Agricultural Run-Off as a Source of Drinking Water Contamination

Agricultural run-off from crops is a a concern because it may contain fertilizer and pesticides. It enters our water sources by seeping through the soil to ground water or entering streams as surface run-off.

Populations in agricultural areas are at highest risk for exposure to these contaminants due to a number of factors:

Approximately 95% of rural populations obtain their drinking water from  private water supplies, usually wells.

Private supplies are not regulated under the Safe Drinking Water Act and do not have to meet the health based standards under the Act. Therefore, the water sources are not monitored for maximum contaminant levels as public water systems are.

Because agricultural run-off is a diffuse  source of pollution, it is  hard to control. It is  the number one catergory of  non-point source pollution in rivers and lakes (1). Non-point source is most simply defined in contrast to point source pollution,which comes from a specific place such as a pipe or smokestack. Contaminant concentrations arising from industrial or other point sources can easily be measured at the 'end of the pipe'. Non-point source pollution is difficult to  assess because the source is  spread over a large area, as in agricultural or mining regions.

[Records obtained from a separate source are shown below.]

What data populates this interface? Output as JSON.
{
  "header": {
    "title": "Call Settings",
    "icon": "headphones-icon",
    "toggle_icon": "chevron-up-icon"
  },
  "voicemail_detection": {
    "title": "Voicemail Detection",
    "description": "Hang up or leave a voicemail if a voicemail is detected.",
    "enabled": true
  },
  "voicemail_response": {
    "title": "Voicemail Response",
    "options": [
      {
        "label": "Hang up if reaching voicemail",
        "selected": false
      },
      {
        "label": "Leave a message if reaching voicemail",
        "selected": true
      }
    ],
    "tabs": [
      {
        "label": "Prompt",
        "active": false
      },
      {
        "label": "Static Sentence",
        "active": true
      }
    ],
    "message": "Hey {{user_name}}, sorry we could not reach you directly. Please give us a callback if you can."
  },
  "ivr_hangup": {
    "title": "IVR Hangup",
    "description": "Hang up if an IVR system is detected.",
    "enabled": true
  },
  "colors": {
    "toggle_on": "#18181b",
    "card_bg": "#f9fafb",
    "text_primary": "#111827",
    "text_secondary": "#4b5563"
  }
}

Pesticides are a threat to health due to their inherent toxicity. There are many types of pesticides and exposure depends upon many factors. For an in depth discussion of factors surrounding pesticide exposure and human health ( provided by the Iowa State Extension at Purdue), click here.

Nitrates are the major constituent of fertilizer which poses a  health threat, particularly in infants under 6 months of age.  Nitrite, converted from nitrate in the infant's digestive tract, binds to hemoglobin in the blood, preventing oxygen transport..Excessive amounts of  Phosphate  can degrade water quality. Nitrates and phosphates cause eutrophication of surface waters such as lakes, streams and rivers. Eutrophication is a natural process of enrichment of a water body by the addition of plant nutrients. This causes excessive growth of algae and results in oxygen depletion. Many species cannot survive under these conditions and waters begin to smell putrid from large quantities of decaying matter undergoing anaerobic degradation

Agricultural land is a source of drinking water contamination largely due to current agricultural practices. These practices include:

Over fertilization. This occurs as a result of the common practice of combining the use of fertilizer and manure, and is due to underestimating the nutrient value of manure.

Crop specialization. This practice requires the use of larger quantities of pesticides in order to maintain high productivity of a single type of crop.

Lack of crop rotation and cover crops. This practice results in land erosion and use of more fertilizer and pesticides. Cover crops prevent land erosion because the roots of plants create a net which hold the soil in place during precipitation and irrigation. Some types of cover crops store nitrogen in their root systems. This can be tilled into the land and used as a source of nitrogen fertilizer for future crops. Crop rotation is the practice of alternating the type of crop planted. It enhances soil quality,  allowing the use of less fertilizer. It also helps limit pest infestation, which results in the use of less pesticides.

There are numerous alternative practices which can decrease the impacts the agricultural industry has on our drinking water resources. For example, catchment ponds can be used to treat pesticide run-off and vegetative buffer zones around canals can extract nitrogenous waste and phosphates. In order to change common practice in the industry new approaches must be shown to be economically sound and effective.

Helpful External Links


Home Topics FAQsHome


1. EPA, Office of Water. Nonpoint Source Pollution; The Nation's Largest Water Quality Problem, Nonpoint Source Pointer No. 1; EPA 841-f-96-004A. URL: http//

This page was prepared by T.L. Pedersen , UCD EXTOXNET FAQ Team.
June 1997